The elastic membrane analogy allows the solution of a torsion problem to be determined in a simpler way than that found by the theory of elasticity which requires the availability of the warping function.
Consider a tube which has the same cross-sectional boundary as the bar. For example, if the bar has a solid square cross section of side dimension b, then the tube will have a hollow square cross section of side dimension b as well. Next we stretch an elastic membrane over the tube's cross section and apply internal pressure. The deflected shape of the membrane helps us visualize the stress pattern in the bar under torsion.
The analogy can be viewed as follows:
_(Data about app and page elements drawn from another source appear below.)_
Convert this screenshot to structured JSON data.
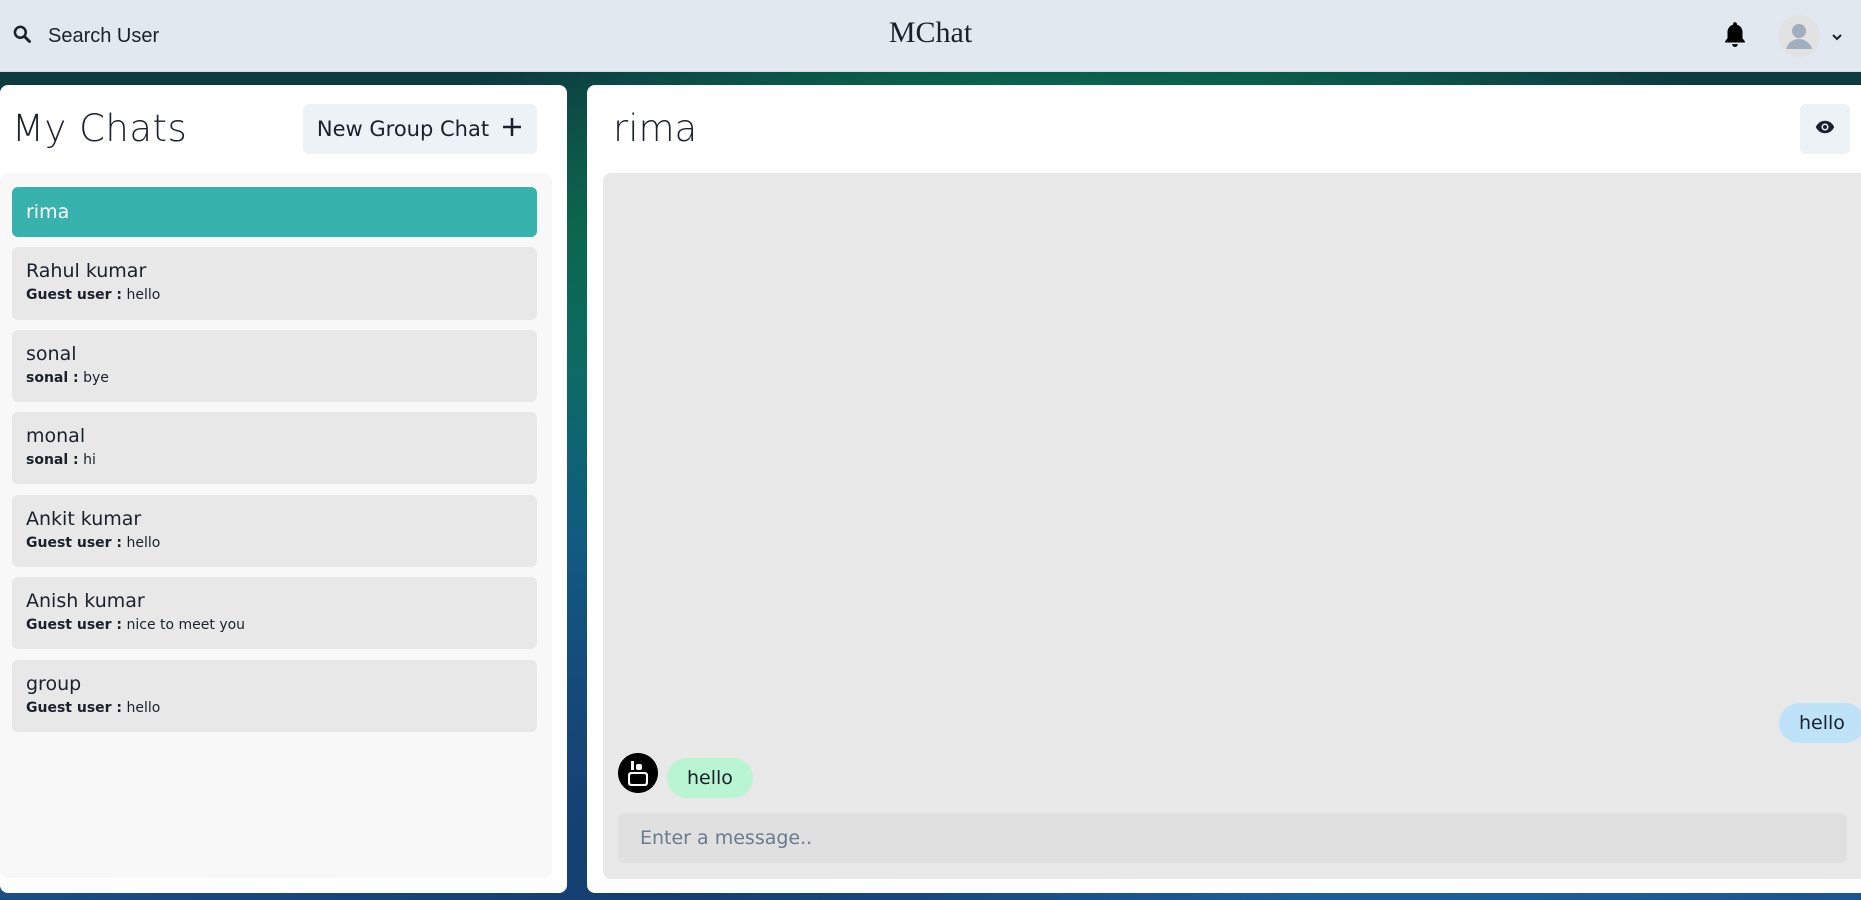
{
  "header": {
    "search_label": "Search User",
    "app_title": "MChat"
  },
  "sidebar": {
    "title": "My Chats",
    "new_group_label": "New Group Chat",
    "chats": [
      {
        "name": "rima",
        "sender": "",
        "message": "",
        "active": true
      },
      {
        "name": "Rahul kumar",
        "sender": "Guest user :",
        "message": "hello"
      },
      {
        "name": "sonal",
        "sender": "sonal :",
        "message": "bye"
      },
      {
        "name": "monal",
        "sender": "sonal :",
        "message": "hi"
      },
      {
        "name": "Ankit kumar",
        "sender": "Guest user :",
        "message": "hello"
      },
      {
        "name": "Anish kumar",
        "sender": "Guest user :",
        "message": "nice to meet you"
      },
      {
        "name": "group",
        "sender": "Guest user :",
        "message": "hello"
      }
    ]
  },
  "chat": {
    "title": "rima",
    "messages": [
      {
        "text": "hello",
        "from": "me"
      },
      {
        "text": "hello",
        "from": "other"
      }
    ],
    "input_placeholder": "Enter a message..",
    "input_value": ""
  },
  "colors": {
    "accent": "#38b2ac",
    "topbar_bg": "#e2e8f0",
    "my_bubble": "#bee3f8",
    "their_bubble": "#b9f5d0"
  },
  "icons": {
    "search": "search-icon",
    "bell": "bell-icon",
    "avatar": "user-avatar-icon",
    "chevron": "chevron-down-icon",
    "add": "plus-icon",
    "view": "eye-icon"
  }
}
Keep in mind that the slope at a point on the deflected membrane, and not the displacement from the base, is the parameter that is related to the shear stress in the bar. In all of the following examples, the slope is zero at the very top of the membrane, therefore the stress is zero, not the maximum, at the same location on bar's cross section.